## RECORDS SUPPLIED
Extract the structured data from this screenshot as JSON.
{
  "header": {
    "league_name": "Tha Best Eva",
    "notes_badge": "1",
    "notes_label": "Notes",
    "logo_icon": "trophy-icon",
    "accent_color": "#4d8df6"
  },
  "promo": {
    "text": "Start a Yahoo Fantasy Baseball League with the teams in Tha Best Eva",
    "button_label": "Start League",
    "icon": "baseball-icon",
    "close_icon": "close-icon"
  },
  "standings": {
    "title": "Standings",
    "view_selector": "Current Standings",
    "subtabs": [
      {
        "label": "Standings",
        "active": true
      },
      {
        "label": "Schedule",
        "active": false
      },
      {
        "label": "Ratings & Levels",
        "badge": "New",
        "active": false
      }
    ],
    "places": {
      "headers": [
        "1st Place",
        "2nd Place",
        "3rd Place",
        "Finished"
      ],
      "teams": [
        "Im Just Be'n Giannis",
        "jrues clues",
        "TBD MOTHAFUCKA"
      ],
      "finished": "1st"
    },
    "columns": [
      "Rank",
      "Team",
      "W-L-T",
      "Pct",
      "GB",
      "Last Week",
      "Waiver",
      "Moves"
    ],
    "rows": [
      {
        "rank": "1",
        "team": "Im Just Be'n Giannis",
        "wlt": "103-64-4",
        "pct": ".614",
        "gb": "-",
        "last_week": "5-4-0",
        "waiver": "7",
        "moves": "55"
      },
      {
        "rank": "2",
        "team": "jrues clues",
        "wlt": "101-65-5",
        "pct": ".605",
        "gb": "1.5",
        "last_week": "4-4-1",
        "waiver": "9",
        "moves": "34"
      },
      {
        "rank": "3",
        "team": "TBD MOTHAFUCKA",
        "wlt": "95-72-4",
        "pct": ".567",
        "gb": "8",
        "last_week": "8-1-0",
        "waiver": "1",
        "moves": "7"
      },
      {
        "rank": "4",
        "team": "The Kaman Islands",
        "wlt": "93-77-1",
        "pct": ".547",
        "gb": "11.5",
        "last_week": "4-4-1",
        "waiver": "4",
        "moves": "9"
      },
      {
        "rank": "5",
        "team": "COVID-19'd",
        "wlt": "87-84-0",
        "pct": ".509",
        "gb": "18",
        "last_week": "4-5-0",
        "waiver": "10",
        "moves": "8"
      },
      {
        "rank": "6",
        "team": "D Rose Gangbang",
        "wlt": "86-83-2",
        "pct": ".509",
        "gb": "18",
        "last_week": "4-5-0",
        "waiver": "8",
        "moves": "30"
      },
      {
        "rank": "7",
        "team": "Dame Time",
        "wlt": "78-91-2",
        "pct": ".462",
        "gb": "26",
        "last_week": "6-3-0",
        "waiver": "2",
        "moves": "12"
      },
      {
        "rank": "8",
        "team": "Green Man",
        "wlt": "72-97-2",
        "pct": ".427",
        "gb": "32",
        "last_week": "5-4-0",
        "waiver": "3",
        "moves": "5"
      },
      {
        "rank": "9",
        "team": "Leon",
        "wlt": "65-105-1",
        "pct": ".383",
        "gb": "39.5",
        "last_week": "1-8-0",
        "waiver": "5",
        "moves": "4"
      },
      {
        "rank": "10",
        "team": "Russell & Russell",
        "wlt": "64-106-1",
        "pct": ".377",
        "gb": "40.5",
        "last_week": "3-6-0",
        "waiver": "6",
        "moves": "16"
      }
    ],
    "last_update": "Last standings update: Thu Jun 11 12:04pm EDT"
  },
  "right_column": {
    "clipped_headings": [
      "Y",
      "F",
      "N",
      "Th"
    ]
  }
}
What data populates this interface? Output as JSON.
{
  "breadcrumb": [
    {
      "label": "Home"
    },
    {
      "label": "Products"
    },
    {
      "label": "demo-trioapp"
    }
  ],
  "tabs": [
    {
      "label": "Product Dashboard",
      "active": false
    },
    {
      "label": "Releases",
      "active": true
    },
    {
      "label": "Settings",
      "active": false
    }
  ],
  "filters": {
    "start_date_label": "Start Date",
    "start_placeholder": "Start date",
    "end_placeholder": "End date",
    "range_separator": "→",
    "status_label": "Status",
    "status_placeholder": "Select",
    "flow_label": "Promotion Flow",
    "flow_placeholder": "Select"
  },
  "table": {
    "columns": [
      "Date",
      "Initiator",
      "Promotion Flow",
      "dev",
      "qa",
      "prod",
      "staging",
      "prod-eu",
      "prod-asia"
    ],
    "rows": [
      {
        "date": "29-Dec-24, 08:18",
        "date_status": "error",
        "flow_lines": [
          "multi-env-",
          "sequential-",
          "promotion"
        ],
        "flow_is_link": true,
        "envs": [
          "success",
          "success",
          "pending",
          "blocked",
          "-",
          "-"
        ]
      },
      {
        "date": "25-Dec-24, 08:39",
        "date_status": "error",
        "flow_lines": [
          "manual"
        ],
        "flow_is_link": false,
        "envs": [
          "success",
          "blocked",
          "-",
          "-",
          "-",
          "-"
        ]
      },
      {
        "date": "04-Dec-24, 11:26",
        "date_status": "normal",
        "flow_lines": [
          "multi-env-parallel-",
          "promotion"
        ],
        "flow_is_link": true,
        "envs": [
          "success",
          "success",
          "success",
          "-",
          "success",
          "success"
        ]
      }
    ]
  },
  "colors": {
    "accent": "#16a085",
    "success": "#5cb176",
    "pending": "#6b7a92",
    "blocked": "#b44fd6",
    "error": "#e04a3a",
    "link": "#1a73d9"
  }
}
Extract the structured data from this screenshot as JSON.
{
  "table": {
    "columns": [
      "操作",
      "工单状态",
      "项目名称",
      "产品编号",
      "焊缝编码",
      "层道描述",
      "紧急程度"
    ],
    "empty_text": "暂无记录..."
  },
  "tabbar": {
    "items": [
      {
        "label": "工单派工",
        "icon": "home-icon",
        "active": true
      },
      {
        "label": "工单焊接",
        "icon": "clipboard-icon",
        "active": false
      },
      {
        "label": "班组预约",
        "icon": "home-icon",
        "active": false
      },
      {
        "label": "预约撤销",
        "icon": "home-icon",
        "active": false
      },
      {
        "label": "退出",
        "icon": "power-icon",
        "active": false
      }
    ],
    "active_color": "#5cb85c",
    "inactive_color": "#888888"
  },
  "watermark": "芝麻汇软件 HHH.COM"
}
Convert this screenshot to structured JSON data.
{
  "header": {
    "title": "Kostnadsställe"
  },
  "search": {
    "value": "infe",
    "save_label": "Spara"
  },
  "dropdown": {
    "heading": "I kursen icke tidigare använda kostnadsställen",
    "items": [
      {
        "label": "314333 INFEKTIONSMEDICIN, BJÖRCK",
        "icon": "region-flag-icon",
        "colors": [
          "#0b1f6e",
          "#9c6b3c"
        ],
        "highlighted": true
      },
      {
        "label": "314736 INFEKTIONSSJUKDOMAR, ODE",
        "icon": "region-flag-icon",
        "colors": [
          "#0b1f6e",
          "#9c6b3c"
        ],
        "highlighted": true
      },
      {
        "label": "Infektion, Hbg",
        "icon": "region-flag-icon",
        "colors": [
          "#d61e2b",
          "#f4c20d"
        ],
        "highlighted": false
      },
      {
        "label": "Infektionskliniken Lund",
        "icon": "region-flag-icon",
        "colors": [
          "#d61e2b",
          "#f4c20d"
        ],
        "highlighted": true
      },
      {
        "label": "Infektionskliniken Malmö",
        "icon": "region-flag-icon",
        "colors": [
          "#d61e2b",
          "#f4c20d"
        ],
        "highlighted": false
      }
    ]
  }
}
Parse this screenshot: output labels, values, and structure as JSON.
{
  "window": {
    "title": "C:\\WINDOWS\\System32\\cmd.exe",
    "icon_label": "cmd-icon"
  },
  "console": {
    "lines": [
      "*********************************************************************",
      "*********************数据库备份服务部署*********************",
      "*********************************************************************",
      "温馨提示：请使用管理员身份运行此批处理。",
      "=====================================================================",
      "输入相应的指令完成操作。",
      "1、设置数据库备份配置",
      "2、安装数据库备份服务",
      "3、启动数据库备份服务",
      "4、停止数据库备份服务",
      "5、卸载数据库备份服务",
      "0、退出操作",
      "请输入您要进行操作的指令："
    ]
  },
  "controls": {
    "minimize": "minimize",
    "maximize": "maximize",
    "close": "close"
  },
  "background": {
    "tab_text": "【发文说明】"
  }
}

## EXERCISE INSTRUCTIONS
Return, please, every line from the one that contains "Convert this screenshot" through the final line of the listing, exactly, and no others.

## EXERCISE ANSWER
Convert this screenshot to structured JSON data.
{
  "header": {
    "title": "Kostnadsställe"
  },
  "search": {
    "value": "infe",
    "save_label": "Spara"
  },
  "dropdown": {
    "heading": "I kursen icke tidigare använda kostnadsställen",
    "items": [
      {
        "label": "314333 INFEKTIONSMEDICIN, BJÖRCK",
        "icon": "region-flag-icon",
        "colors": [
          "#0b1f6e",
          "#9c6b3c"
        ],
        "highlighted": true
      },
      {
        "label": "314736 INFEKTIONSSJUKDOMAR, ODE",
        "icon": "region-flag-icon",
        "colors": [
          "#0b1f6e",
          "#9c6b3c"
        ],
        "highlighted": true
      },
      {
        "label": "Infektion, Hbg",
        "icon": "region-flag-icon",
        "colors": [
          "#d61e2b",
          "#f4c20d"
        ],
        "highlighted": false
      },
      {
        "label": "Infektionskliniken Lund",
        "icon": "region-flag-icon",
        "colors": [
          "#d61e2b",
          "#f4c20d"
        ],
        "highlighted": true
      },
      {
        "label": "Infektionskliniken Malmö",
        "icon": "region-flag-icon",
        "colors": [
          "#d61e2b",
          "#f4c20d"
        ],
        "highlighted": false
      }
    ]
  }
}
Parse this screenshot: output labels, values, and structure as JSON.
{
  "window": {
    "title": "C:\\WINDOWS\\System32\\cmd.exe",
    "icon_label": "cmd-icon"
  },
  "console": {
    "lines": [
      "*********************************************************************",
      "*********************数据库备份服务部署*********************",
      "*********************************************************************",
      "温馨提示：请使用管理员身份运行此批处理。",
      "=====================================================================",
      "输入相应的指令完成操作。",
      "1、设置数据库备份配置",
      "2、安装数据库备份服务",
      "3、启动数据库备份服务",
      "4、停止数据库备份服务",
      "5、卸载数据库备份服务",
      "0、退出操作",
      "请输入您要进行操作的指令："
    ]
  },
  "controls": {
    "minimize": "minimize",
    "maximize": "maximize",
    "close": "close"
  },
  "background": {
    "tab_text": "【发文说明】"
  }
}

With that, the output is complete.